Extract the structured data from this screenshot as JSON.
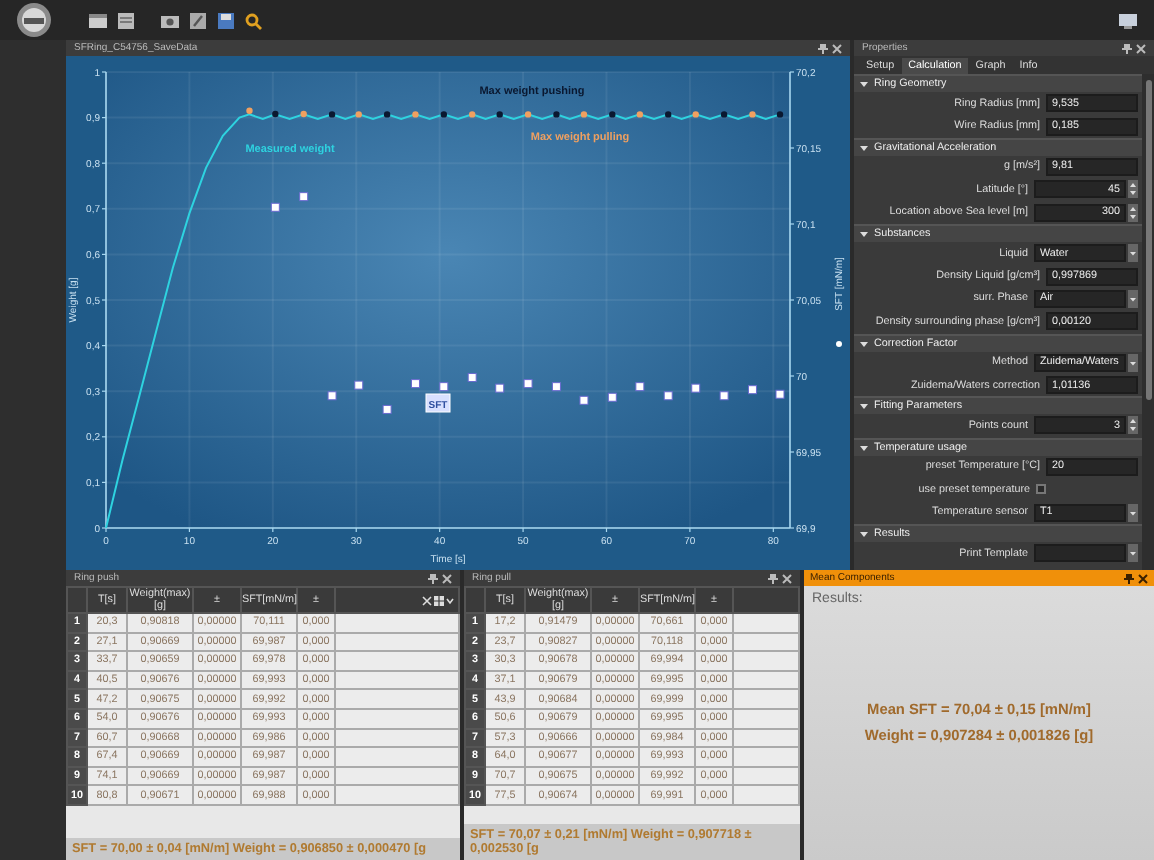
{
  "chart_window": {
    "title": "SFRing_C54756_SaveData",
    "chart_data": {
      "type": "line",
      "xlabel": "Time [s]",
      "ylabel": "Weight [g]",
      "y2label": "SFT [mN/m]",
      "xlim": [
        0,
        82
      ],
      "ylim": [
        0,
        1
      ],
      "y2lim": [
        69.9,
        70.2
      ],
      "xticks": [
        0,
        10,
        20,
        30,
        40,
        50,
        60,
        70,
        80
      ],
      "yticks": [
        {
          "value": 0,
          "label": "0"
        },
        {
          "value": 0.1,
          "label": "0,1"
        },
        {
          "value": 0.2,
          "label": "0,2"
        },
        {
          "value": 0.3,
          "label": "0,3"
        },
        {
          "value": 0.4,
          "label": "0,4"
        },
        {
          "value": 0.5,
          "label": "0,5"
        },
        {
          "value": 0.6,
          "label": "0,6"
        },
        {
          "value": 0.7,
          "label": "0,7"
        },
        {
          "value": 0.8,
          "label": "0,8"
        },
        {
          "value": 0.9,
          "label": "0,9"
        },
        {
          "value": 1,
          "label": "1"
        }
      ],
      "y2ticks": [
        {
          "value": 69.9,
          "label": "69,9"
        },
        {
          "value": 69.95,
          "label": "69,95"
        },
        {
          "value": 70,
          "label": "70"
        },
        {
          "value": 70.05,
          "label": "70,05"
        },
        {
          "value": 70.1,
          "label": "70,1"
        },
        {
          "value": 70.15,
          "label": "70,15"
        },
        {
          "value": 70.2,
          "label": "70,2"
        }
      ],
      "series": [
        {
          "name": "Measured weight",
          "type": "line",
          "color": "#2ed3e0",
          "x": [
            0,
            2,
            4,
            6,
            8,
            10,
            12,
            14,
            16,
            17.2,
            18.8,
            20.3,
            22,
            23.7,
            25.4,
            27.1,
            28.7,
            30.3,
            32,
            33.7,
            35.4,
            37.1,
            38.8,
            40.5,
            42.2,
            43.9,
            45.5,
            47.2,
            48.9,
            50.6,
            52.3,
            54,
            55.6,
            57.3,
            59,
            60.7,
            62.3,
            64,
            65.7,
            67.4,
            69,
            70.7,
            72.4,
            74.1,
            75.8,
            77.5,
            79.1,
            80.8
          ],
          "values": [
            0,
            0.15,
            0.29,
            0.43,
            0.57,
            0.69,
            0.79,
            0.86,
            0.9,
            0.907,
            0.897,
            0.907,
            0.897,
            0.907,
            0.897,
            0.907,
            0.897,
            0.907,
            0.897,
            0.907,
            0.897,
            0.907,
            0.897,
            0.907,
            0.897,
            0.907,
            0.897,
            0.907,
            0.897,
            0.907,
            0.897,
            0.907,
            0.897,
            0.907,
            0.897,
            0.907,
            0.897,
            0.907,
            0.897,
            0.907,
            0.897,
            0.907,
            0.897,
            0.907,
            0.897,
            0.907,
            0.897,
            0.907
          ]
        },
        {
          "name": "Max weight pushing",
          "type": "scatter",
          "color": "#0a1830",
          "x": [
            20.3,
            27.1,
            33.7,
            40.5,
            47.2,
            54,
            60.7,
            67.4,
            74.1,
            80.8
          ],
          "values": [
            0.908,
            0.907,
            0.907,
            0.907,
            0.907,
            0.907,
            0.907,
            0.907,
            0.907,
            0.907
          ]
        },
        {
          "name": "Max weight pulling",
          "type": "scatter",
          "color": "#f0a060",
          "x": [
            17.2,
            23.7,
            30.3,
            37.1,
            43.9,
            50.6,
            57.3,
            64,
            70.7,
            77.5
          ],
          "values": [
            0.915,
            0.908,
            0.907,
            0.907,
            0.907,
            0.907,
            0.907,
            0.907,
            0.907,
            0.907
          ]
        },
        {
          "name": "SFT",
          "type": "scatter",
          "axis": "y2",
          "color": "#ffffff",
          "x": [
            20.3,
            23.7,
            27.1,
            30.3,
            33.7,
            37.1,
            40.5,
            43.9,
            47.2,
            50.6,
            54,
            57.3,
            60.7,
            64,
            67.4,
            70.7,
            74.1,
            77.5,
            80.8
          ],
          "values": [
            70.111,
            70.118,
            69.987,
            69.994,
            69.978,
            69.995,
            69.993,
            69.999,
            69.992,
            69.995,
            69.993,
            69.984,
            69.986,
            69.993,
            69.987,
            69.992,
            69.987,
            69.991,
            69.988
          ]
        }
      ],
      "grid": true
    }
  },
  "properties": {
    "title": "Properties",
    "tabs": [
      {
        "label": "Setup",
        "selected": false
      },
      {
        "label": "Calculation",
        "selected": true
      },
      {
        "label": "Graph",
        "selected": false
      },
      {
        "label": "Info",
        "selected": false
      }
    ],
    "sections": [
      {
        "title": "Ring Geometry",
        "expanded": true,
        "rows": [
          {
            "kind": "text",
            "label": "Ring Radius [mm]",
            "value": "9,535"
          },
          {
            "kind": "text",
            "label": "Wire Radius [mm]",
            "value": "0,185"
          }
        ]
      },
      {
        "title": "Gravitational Acceleration",
        "expanded": true,
        "rows": [
          {
            "kind": "text",
            "label": "g [m/s²]",
            "value": "9,81"
          },
          {
            "kind": "spinner",
            "label": "Latitude [°]",
            "value": "45"
          },
          {
            "kind": "spinner",
            "label": "Location above Sea level [m]",
            "value": "300"
          }
        ]
      },
      {
        "title": "Substances",
        "expanded": true,
        "rows": [
          {
            "kind": "dropdown",
            "label": "Liquid",
            "value": "Water"
          },
          {
            "kind": "text",
            "label": "Density Liquid [g/cm³]",
            "value": "0,997869"
          },
          {
            "kind": "dropdown",
            "label": "surr. Phase",
            "value": "Air"
          },
          {
            "kind": "text",
            "label": "Density surrounding phase [g/cm³]",
            "value": "0,00120"
          }
        ]
      },
      {
        "title": "Correction Factor",
        "expanded": true,
        "rows": [
          {
            "kind": "dropdown",
            "label": "Method",
            "value": "Zuidema/Waters"
          },
          {
            "kind": "text",
            "label": "Zuidema/Waters correction",
            "value": "1,01136"
          }
        ]
      },
      {
        "title": "Fitting Parameters",
        "expanded": true,
        "rows": [
          {
            "kind": "spinner",
            "label": "Points count",
            "value": "3"
          }
        ]
      },
      {
        "title": "Temperature usage",
        "expanded": true,
        "rows": [
          {
            "kind": "text",
            "label": "preset Temperature [°C]",
            "value": "20"
          },
          {
            "kind": "checkbox",
            "label": "use preset temperature",
            "checked": false
          },
          {
            "kind": "dropdown",
            "label": "Temperature sensor",
            "value": "T1"
          }
        ]
      },
      {
        "title": "Results",
        "expanded": true,
        "rows": [
          {
            "kind": "dropdown",
            "label": "Print Template"
          }
        ]
      }
    ]
  },
  "tables": [
    {
      "title": "Ring push",
      "columns": [
        "T[s]",
        "Weight(max)[g]",
        "±",
        "SFT[mN/m]",
        "±"
      ],
      "rows": [
        {
          "index": "1",
          "cells": [
            "20,3",
            "0,90818",
            "0,00000",
            "70,111",
            "0,000"
          ]
        },
        {
          "index": "2",
          "cells": [
            "27,1",
            "0,90669",
            "0,00000",
            "69,987",
            "0,000"
          ]
        },
        {
          "index": "3",
          "cells": [
            "33,7",
            "0,90659",
            "0,00000",
            "69,978",
            "0,000"
          ]
        },
        {
          "index": "4",
          "cells": [
            "40,5",
            "0,90676",
            "0,00000",
            "69,993",
            "0,000"
          ]
        },
        {
          "index": "5",
          "cells": [
            "47,2",
            "0,90675",
            "0,00000",
            "69,992",
            "0,000"
          ]
        },
        {
          "index": "6",
          "cells": [
            "54,0",
            "0,90676",
            "0,00000",
            "69,993",
            "0,000"
          ]
        },
        {
          "index": "7",
          "cells": [
            "60,7",
            "0,90668",
            "0,00000",
            "69,986",
            "0,000"
          ]
        },
        {
          "index": "8",
          "cells": [
            "67,4",
            "0,90669",
            "0,00000",
            "69,987",
            "0,000"
          ]
        },
        {
          "index": "9",
          "cells": [
            "74,1",
            "0,90669",
            "0,00000",
            "69,987",
            "0,000"
          ]
        },
        {
          "index": "10",
          "cells": [
            "80,8",
            "0,90671",
            "0,00000",
            "69,988",
            "0,000"
          ]
        }
      ],
      "summary": "SFT = 70,00 ± 0,04 [mN/m]  Weight = 0,906850 ± 0,000470 [g"
    },
    {
      "title": "Ring pull",
      "columns": [
        "T[s]",
        "Weight(max)[g]",
        "±",
        "SFT[mN/m]",
        "±"
      ],
      "rows": [
        {
          "index": "1",
          "cells": [
            "17,2",
            "0,91479",
            "0,00000",
            "70,661",
            "0,000"
          ]
        },
        {
          "index": "2",
          "cells": [
            "23,7",
            "0,90827",
            "0,00000",
            "70,118",
            "0,000"
          ]
        },
        {
          "index": "3",
          "cells": [
            "30,3",
            "0,90678",
            "0,00000",
            "69,994",
            "0,000"
          ]
        },
        {
          "index": "4",
          "cells": [
            "37,1",
            "0,90679",
            "0,00000",
            "69,995",
            "0,000"
          ]
        },
        {
          "index": "5",
          "cells": [
            "43,9",
            "0,90684",
            "0,00000",
            "69,999",
            "0,000"
          ]
        },
        {
          "index": "6",
          "cells": [
            "50,6",
            "0,90679",
            "0,00000",
            "69,995",
            "0,000"
          ]
        },
        {
          "index": "7",
          "cells": [
            "57,3",
            "0,90666",
            "0,00000",
            "69,984",
            "0,000"
          ]
        },
        {
          "index": "8",
          "cells": [
            "64,0",
            "0,90677",
            "0,00000",
            "69,993",
            "0,000"
          ]
        },
        {
          "index": "9",
          "cells": [
            "70,7",
            "0,90675",
            "0,00000",
            "69,992",
            "0,000"
          ]
        },
        {
          "index": "10",
          "cells": [
            "77,5",
            "0,90674",
            "0,00000",
            "69,991",
            "0,000"
          ]
        }
      ],
      "summary": "SFT = 70,07 ± 0,21 [mN/m]  Weight = 0,907718 ± 0,002530 [g"
    }
  ],
  "mean_components": {
    "title": "Mean Components",
    "heading": "Results:",
    "lines": [
      "Mean SFT = 70,04 ± 0,15 [mN/m]",
      "Weight = 0,907284 ± 0,001826 [g]"
    ]
  }
}
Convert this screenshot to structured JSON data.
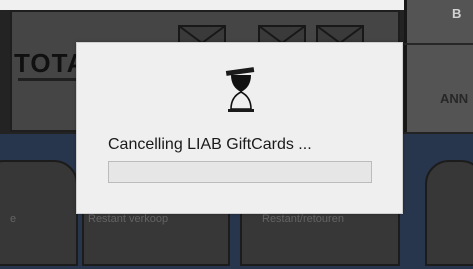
{
  "background": {
    "total_label": "TOTA",
    "right_top_label": "B",
    "right_bottom_label": "ANN",
    "tiles": [
      {
        "label": "e"
      },
      {
        "label": "Restant verkoop"
      },
      {
        "label": "Restant/retouren"
      }
    ]
  },
  "dialog": {
    "message": "Cancelling LIAB GiftCards ...",
    "progress": 0,
    "icon": "hourglass-icon"
  },
  "colors": {
    "dialog_bg": "#efefef",
    "app_dark": "#262626",
    "accent_progress": "#4caf50"
  }
}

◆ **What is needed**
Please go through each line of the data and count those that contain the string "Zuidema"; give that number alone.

◆ **Solution to this exercise**
2